I was supposed to co-write an article with Jessica Hische on the topic of Google webfonts but I opted out due to a lack of time. I do plan to do one myself on this service but now I’m thinking I’d like to get her perspective on it as well. We’ll see.
There is one thing I want to know, which is about what factors make some fonts doesn’t look good on a small size, while others can. Whether this depends on the file size, the operating system or the font shape…
> Whether this depends on the file size, the operating system or the font shape…

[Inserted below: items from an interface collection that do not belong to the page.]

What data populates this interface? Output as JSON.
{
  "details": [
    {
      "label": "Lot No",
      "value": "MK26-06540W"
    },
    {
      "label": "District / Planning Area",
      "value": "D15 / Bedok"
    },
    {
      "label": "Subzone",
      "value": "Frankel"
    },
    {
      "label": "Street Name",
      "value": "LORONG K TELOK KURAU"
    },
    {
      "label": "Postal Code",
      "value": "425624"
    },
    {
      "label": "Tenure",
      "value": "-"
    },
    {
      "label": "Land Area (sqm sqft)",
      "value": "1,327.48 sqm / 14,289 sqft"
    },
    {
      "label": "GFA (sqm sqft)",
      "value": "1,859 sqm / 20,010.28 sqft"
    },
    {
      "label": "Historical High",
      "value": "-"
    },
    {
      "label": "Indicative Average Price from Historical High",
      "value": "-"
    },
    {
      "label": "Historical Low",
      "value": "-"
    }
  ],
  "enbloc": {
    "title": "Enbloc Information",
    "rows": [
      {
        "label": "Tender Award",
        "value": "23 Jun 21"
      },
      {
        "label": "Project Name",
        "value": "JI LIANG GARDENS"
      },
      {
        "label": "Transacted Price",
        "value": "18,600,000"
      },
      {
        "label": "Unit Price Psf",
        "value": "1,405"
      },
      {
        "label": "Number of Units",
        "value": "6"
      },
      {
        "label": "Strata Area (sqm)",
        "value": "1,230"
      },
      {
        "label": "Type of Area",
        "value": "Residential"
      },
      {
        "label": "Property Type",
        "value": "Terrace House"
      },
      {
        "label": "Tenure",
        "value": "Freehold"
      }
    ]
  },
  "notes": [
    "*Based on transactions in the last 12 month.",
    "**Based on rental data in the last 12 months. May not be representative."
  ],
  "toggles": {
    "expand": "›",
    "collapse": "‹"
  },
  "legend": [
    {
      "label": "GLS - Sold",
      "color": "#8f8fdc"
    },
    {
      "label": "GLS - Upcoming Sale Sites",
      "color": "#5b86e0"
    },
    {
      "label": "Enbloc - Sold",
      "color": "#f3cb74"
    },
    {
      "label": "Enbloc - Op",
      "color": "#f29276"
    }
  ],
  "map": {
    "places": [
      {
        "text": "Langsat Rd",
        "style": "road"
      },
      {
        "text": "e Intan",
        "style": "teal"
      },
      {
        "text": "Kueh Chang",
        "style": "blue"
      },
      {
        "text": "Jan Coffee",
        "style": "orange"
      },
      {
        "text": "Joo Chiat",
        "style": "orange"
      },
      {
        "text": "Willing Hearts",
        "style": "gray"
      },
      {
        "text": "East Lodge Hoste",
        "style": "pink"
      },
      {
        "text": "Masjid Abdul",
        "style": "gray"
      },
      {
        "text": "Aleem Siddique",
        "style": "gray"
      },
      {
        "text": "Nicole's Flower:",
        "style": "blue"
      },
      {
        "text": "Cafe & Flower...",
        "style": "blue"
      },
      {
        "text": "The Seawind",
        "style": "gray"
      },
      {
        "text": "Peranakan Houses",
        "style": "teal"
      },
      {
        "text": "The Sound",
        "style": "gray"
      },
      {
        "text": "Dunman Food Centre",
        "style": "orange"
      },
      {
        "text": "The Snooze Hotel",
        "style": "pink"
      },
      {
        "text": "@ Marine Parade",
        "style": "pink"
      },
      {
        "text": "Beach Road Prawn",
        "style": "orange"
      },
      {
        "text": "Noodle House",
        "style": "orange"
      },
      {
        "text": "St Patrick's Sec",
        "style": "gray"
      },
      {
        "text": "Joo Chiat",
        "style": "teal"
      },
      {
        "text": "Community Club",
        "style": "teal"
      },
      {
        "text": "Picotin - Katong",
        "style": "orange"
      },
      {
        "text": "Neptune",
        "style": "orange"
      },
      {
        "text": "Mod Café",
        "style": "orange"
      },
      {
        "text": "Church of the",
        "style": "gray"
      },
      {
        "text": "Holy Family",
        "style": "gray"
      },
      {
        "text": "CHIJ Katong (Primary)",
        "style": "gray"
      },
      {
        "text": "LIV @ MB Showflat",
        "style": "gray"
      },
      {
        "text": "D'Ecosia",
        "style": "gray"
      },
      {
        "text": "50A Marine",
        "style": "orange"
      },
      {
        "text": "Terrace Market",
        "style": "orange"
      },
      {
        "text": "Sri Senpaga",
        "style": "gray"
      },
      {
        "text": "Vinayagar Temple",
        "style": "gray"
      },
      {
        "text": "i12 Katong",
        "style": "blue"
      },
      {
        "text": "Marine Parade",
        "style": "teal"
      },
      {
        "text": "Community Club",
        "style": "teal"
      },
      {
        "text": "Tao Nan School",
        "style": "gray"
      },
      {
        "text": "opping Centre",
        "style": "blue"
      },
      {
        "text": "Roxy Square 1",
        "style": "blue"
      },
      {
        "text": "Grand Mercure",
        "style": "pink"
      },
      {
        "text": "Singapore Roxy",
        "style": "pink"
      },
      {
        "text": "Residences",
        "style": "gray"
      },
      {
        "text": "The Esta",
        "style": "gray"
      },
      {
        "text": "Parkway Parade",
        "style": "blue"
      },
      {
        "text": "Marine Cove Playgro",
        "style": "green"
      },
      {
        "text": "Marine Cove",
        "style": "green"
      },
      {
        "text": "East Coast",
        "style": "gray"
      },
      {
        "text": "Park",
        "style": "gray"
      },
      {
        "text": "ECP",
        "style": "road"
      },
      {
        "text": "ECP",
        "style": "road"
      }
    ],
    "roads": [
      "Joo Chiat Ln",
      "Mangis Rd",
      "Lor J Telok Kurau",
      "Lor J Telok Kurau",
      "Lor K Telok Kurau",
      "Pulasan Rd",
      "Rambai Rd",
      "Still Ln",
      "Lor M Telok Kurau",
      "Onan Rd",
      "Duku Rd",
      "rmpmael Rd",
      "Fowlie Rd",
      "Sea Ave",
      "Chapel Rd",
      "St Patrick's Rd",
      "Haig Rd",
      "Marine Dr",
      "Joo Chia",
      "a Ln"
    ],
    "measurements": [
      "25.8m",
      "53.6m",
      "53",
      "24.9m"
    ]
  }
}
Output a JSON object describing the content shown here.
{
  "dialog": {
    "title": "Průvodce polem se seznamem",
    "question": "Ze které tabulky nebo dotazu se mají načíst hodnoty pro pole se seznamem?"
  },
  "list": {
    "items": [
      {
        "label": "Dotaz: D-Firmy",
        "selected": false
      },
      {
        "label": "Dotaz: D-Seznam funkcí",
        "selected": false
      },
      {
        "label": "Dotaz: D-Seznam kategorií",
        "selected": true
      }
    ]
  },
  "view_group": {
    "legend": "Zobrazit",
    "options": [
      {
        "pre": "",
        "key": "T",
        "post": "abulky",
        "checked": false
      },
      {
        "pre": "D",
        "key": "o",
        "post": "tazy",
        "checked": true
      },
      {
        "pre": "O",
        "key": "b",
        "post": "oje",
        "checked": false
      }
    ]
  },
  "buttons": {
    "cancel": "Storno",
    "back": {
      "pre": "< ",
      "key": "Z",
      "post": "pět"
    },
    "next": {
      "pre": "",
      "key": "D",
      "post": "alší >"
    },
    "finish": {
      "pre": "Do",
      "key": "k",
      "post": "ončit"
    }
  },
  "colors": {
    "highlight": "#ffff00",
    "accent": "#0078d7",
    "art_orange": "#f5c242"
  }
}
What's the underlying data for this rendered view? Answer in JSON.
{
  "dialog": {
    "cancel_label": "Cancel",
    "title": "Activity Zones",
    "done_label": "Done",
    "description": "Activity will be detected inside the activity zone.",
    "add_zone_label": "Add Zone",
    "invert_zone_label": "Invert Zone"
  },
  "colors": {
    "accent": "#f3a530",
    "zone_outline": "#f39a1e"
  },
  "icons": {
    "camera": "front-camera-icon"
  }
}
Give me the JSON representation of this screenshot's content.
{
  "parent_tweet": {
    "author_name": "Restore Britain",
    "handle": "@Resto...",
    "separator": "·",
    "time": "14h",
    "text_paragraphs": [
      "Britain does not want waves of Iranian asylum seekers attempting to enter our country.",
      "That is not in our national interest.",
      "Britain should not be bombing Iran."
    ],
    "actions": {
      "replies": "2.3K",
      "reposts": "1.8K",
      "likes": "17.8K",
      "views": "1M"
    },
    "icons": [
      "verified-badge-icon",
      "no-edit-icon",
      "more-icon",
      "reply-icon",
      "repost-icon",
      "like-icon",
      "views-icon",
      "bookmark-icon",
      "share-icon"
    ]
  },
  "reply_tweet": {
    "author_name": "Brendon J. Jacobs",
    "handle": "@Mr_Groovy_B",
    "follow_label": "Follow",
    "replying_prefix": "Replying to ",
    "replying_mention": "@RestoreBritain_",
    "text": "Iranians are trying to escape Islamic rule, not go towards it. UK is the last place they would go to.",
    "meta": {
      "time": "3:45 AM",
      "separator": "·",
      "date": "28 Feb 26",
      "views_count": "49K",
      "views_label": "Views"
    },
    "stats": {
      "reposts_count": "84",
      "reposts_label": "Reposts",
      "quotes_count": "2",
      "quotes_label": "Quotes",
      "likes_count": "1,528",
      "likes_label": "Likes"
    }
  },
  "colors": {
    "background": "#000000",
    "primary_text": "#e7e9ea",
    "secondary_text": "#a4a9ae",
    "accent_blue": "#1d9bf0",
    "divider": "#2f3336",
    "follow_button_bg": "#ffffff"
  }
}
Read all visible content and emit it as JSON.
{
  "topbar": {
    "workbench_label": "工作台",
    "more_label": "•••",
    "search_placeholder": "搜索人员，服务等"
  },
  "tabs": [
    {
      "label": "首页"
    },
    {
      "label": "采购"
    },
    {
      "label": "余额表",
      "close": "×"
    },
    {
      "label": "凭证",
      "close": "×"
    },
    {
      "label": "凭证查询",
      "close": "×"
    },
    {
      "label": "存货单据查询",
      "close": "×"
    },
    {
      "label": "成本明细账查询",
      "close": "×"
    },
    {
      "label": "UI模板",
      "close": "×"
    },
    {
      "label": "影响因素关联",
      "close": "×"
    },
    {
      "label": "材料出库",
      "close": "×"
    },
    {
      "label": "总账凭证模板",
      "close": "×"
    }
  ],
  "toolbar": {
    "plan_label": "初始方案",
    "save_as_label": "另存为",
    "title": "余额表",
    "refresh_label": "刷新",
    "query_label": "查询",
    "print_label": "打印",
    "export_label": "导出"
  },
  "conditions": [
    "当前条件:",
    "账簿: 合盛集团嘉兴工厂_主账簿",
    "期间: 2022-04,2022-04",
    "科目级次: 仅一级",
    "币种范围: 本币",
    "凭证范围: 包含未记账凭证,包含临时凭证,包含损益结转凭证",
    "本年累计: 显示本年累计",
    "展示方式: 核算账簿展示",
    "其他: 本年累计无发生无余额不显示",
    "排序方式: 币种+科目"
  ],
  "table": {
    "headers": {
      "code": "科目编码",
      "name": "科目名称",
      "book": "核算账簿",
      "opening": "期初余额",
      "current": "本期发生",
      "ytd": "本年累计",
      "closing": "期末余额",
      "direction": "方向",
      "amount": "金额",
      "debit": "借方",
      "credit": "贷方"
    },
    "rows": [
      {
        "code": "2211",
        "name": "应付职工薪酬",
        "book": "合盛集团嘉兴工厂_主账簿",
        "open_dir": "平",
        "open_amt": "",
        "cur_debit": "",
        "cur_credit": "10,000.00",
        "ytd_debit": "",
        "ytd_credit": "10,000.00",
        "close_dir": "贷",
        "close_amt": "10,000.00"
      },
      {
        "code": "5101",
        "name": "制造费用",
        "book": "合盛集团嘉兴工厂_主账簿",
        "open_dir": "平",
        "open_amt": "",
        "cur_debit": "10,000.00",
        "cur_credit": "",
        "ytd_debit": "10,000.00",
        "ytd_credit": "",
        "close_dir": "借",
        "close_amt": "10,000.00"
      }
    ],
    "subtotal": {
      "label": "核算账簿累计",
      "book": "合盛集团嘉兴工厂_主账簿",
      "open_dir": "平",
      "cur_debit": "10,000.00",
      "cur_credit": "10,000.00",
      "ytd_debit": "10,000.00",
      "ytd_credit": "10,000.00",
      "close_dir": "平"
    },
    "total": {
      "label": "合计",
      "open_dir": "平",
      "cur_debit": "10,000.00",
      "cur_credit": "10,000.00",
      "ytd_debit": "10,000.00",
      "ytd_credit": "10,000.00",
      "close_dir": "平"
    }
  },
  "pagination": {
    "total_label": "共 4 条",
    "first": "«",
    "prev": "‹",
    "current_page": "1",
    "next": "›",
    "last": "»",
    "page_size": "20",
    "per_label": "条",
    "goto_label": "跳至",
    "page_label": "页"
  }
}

Letterforms and the OS do take effect on legibility for text type but also “Delta Hinting” or “TrueType hinting” help with the rendering at small sizes. There are many articles on this topic around the web, including on Typekit. Because hinting is such a long and tedious process, many opt out of doing it manually and go for a faster (and more horrible outcome) called “auto-hinting”. A lot (not all) of webfonts in Google’s library are auto-hinted. But this is one reason why I don’t take Google webfonts seriously or consider them “true webfonts” as they are not optimized for screen use. Webtype does a fantastic job with their RE series.
> I know for some people typography isn’t easy to understand.
For me, I think the question might be “why should we care”? That isn’t coming from a point as a challenge, but I think that typography is new enough that I still feel like I’m flying by the seat of my pants. I’m not sure what I should learn and care about. I try to make good design choices, but they may fly contrary to how the look should end up. I know some basics, but I don’t really know how or why to care about something deeper than that.
I’m really interested also – the questions raised are good ones I’ve also been wondering. For me it’s more about learning what kinds of things I should actually be looking for since I just don’t know.
That just might be my opening line for one of my articles. Really interesting perspective, Josh. Thanks for chiming in.
I’ll leave it at this for now: One of the reasons as to why we should care is that over 90% of the web is text. The most important part of our own websites is based on text content. Many designers and developers think choosing type is a design decision when it’s actually quite technical. Just as developers test their website on multiple platforms and browsers, the same practice should go for web type (especially on Windows).